Ukrainian President Volodymyr Zelensky expanded the shakeup of his security services on Monday by suspending 28 more officials, a day after he dismissed two senior officials over allegations that their agencies harboured “collaborators and traitors”.

In his nightly video address, Mr Zelensky said a “personnel audit” of the Security Service of Ukraine (SBU) was underway, and the dismissal of the 28 officials was being decided.

“Different levels, different areas of focus. But the reasons are similar — unsatisfactory results of work,” Mr Zelensky said.

Analysts said the moves are designed to strengthen Mr Zelensky’s control over the army and security agencies, which have been led by people appointed before the Russian invasion began on February 24.
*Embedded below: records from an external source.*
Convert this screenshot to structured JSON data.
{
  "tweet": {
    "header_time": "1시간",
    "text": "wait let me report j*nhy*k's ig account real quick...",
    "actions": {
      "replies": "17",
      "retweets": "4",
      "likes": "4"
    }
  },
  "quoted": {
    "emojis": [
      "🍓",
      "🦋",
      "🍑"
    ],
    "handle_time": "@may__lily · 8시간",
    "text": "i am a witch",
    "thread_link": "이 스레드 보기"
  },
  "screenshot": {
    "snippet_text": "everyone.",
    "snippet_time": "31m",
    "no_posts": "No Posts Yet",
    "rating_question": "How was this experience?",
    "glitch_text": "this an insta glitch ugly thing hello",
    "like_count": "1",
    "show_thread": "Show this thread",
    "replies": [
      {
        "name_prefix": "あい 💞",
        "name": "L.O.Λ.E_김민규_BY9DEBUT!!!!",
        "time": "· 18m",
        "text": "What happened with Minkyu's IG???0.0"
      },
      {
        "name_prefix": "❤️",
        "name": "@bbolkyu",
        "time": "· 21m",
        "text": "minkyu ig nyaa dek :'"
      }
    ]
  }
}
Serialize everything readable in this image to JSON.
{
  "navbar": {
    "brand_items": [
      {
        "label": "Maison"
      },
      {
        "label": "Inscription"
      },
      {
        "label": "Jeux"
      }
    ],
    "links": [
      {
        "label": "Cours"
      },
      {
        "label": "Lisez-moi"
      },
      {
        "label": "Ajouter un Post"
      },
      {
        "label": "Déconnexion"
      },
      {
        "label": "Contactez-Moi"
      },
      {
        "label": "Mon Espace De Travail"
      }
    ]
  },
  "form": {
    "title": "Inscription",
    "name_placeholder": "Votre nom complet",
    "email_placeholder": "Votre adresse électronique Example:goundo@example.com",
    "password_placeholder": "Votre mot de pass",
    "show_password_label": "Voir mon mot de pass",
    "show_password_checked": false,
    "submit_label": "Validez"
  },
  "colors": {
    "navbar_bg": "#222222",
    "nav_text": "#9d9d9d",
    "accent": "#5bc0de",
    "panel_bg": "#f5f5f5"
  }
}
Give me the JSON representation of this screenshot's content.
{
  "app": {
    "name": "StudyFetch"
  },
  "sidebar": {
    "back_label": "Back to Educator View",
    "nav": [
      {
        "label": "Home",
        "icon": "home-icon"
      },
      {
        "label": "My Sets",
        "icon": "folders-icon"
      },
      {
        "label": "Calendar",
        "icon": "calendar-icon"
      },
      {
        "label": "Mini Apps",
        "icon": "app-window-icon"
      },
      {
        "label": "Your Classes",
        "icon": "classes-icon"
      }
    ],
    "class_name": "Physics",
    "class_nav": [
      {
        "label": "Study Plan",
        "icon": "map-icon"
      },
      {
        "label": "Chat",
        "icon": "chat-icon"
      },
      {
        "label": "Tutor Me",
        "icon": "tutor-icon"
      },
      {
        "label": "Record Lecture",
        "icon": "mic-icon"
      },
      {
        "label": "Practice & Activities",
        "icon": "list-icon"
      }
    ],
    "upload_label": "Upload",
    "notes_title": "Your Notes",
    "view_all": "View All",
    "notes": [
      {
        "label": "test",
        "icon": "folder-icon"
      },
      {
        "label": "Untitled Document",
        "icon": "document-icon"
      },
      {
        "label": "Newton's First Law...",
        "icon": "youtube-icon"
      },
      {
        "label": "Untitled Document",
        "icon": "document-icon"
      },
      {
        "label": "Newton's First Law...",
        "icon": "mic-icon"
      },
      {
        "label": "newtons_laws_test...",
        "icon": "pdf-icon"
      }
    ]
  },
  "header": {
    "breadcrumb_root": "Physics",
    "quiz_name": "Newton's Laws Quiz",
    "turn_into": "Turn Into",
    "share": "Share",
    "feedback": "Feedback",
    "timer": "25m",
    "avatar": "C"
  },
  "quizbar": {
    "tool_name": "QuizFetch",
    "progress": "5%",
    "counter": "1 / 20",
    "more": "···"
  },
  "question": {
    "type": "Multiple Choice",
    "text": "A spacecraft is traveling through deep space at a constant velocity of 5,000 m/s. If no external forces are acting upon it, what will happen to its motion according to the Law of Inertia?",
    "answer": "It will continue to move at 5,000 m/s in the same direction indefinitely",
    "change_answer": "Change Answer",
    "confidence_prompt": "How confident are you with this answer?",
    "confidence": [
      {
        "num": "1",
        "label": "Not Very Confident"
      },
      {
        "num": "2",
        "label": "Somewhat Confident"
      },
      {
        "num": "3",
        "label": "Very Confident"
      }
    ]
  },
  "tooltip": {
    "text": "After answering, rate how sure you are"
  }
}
Russia has pressed forward with its missile and shelling attacks over the last few days throughout the country, which Ukrainian officials said were designed to intimidate the civilian population and create panic.